Cardiff City, a football club playing in the English Championship but based in the capital city of Wales, has rejected local sponsorship for its kit in favour of promoting a South East Asian country. Last year, Malaysian tycoon Tan Sri Vincent Tan became the biggest and controlling shareholder of the club when he and his business partner Datuk Chan Tien Ghee bought a 36.7% stake for over £6 million.
According to the club's CEO, Gethin Jenkins, the Bluebirds chose to turn down prospective offers from United Kingdom sponsors and preferred to identify with the national spirit of the club's Malaysian owners.
Specifically, the club said it wanted to show its bond with the 1Malaysia campaign - which promotes unity within diverse cultures in the country, along with improving football connections with the start of the 1Malaysia Cardiff City Grassroots Academy in Kuala Lumpur.
"The club had some very attractive shirt sponsorship options to link up with a number of commercial partners and brands in the UK and abroad, but after speaking with our investors and knowing the commitment from Vincent Tan and TG, we knew that the best way to highlight our affinity with Malaysia was to wear the message with pride on our kits this season," Jenkins told the club's website.

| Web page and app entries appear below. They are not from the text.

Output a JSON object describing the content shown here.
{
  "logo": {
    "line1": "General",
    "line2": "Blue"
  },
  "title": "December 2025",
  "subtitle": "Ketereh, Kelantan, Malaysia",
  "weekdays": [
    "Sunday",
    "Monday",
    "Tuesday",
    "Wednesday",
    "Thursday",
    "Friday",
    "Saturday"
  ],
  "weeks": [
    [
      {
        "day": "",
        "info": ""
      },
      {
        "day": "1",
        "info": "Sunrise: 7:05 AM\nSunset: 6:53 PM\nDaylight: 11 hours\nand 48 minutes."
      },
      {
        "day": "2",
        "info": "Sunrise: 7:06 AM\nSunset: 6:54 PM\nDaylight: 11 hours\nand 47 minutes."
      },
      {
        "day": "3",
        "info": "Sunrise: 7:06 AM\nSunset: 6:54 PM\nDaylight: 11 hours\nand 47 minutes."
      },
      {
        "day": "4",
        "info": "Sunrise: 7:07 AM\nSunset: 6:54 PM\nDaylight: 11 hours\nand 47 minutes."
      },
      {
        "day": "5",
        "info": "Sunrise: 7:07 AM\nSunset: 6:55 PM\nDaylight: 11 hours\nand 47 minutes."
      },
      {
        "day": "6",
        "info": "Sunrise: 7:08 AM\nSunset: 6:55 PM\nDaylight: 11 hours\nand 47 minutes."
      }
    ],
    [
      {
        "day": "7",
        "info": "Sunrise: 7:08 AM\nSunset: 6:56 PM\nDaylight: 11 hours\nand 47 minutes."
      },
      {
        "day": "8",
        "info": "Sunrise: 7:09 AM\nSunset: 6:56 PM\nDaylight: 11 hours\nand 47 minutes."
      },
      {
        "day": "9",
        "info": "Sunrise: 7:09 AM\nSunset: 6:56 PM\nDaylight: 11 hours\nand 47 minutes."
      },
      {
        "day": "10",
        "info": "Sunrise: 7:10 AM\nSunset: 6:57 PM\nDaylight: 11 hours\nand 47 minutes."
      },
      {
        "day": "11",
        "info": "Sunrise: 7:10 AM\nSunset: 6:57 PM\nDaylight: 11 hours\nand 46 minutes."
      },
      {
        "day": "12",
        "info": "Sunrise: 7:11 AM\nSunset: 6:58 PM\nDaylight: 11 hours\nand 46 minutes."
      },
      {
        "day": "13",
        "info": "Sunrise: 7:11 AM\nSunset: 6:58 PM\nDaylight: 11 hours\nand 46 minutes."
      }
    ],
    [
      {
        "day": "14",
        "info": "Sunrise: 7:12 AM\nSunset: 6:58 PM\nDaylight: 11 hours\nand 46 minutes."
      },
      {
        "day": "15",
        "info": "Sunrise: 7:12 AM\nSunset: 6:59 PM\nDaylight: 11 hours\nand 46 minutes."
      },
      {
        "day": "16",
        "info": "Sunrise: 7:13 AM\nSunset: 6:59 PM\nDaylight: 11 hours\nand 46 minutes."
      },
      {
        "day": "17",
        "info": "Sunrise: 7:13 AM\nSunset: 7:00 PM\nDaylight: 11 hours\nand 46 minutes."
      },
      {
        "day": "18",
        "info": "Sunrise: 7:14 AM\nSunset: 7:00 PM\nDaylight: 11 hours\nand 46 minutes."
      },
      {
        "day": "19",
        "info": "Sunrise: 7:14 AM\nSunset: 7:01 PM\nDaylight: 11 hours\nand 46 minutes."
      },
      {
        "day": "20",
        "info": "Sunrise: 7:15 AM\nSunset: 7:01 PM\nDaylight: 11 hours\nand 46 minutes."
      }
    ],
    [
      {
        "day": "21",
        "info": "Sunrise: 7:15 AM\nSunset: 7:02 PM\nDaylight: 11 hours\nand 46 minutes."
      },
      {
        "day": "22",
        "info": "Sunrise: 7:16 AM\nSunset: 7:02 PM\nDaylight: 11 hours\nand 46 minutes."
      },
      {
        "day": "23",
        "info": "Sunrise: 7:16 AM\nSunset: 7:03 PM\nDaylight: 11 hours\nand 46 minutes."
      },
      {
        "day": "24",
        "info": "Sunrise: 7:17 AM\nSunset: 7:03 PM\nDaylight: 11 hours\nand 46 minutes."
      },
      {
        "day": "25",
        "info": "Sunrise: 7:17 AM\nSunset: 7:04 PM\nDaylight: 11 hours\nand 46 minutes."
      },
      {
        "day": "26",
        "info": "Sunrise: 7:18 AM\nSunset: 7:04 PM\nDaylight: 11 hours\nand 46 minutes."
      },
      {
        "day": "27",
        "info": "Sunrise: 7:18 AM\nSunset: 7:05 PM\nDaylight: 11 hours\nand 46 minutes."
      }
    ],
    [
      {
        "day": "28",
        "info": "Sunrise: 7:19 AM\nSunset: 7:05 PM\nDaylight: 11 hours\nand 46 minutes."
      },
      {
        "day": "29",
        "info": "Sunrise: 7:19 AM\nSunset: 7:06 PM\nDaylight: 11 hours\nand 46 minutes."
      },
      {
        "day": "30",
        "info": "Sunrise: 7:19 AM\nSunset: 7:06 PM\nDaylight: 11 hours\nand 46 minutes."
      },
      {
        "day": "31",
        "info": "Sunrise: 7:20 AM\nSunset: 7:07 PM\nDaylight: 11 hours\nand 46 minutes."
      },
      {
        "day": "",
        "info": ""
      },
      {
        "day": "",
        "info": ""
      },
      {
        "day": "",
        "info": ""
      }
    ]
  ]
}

"The bond between Cardiff City FC and Malaysia will be evident throughout the season, something that has already been fully embraced by our supporters over the last twelve months and more. We are all looking forward to maximising this sponsorship and further sharing much between both countries over the coming season," he said, adding that "features and events on our ever improving links with MALAYSIA will be run over coming months, highlighting the excellent work being undertaken by our Academy in the country, plus much more."
In March Jenkins visited Malaysia with the club's academy managers,Neal Ardley (academy head), Steve Ellis (education academy) and Scott Young (community academy), for the launch of the 1Malaysia Cardiff City (1MCC) junior football U-12 league which attracted 31 teams. The U-14 league is underway from May to July followed by the U-16 challenge between September and December.
During the CCFC executives' visit, the Malaysian government indicated its support for the proposed Cardiff City Academy to be established in Kuala Lumpur. "We appreciate efforts like this. To ensure the future of the country's football, we need a more structured development programme at the grassroots level," Prime Minister Datuk Seri Najib Razak said. "We will look into their requests and if they are within the government's means, we will provide them."
Mr Najib, supported by the Youth and Sports Minister Datuk Seri Ahmad Shabery Cheek and national football coach K. Rajagobal, agreed that collaboration between Cardiff City FC, the Youth and Sports Ministry, National Sports Council and the Football Association of Malaysia, could pave the way for a 'holistic' development of football in Malaysia.
1MCC chairman Datuk Chan Tien Ghee said Cardiff City had expressed the hope that the government would provide facilities for the centre which would be headed by a former Cardiff City player, Kevin Cooper.
Cardiff City is scheduled to play its first game of the new Championship season against London-based club, West Ham United ... a rarity in the English football system having recently been returned to local ownership after a period of foreign control.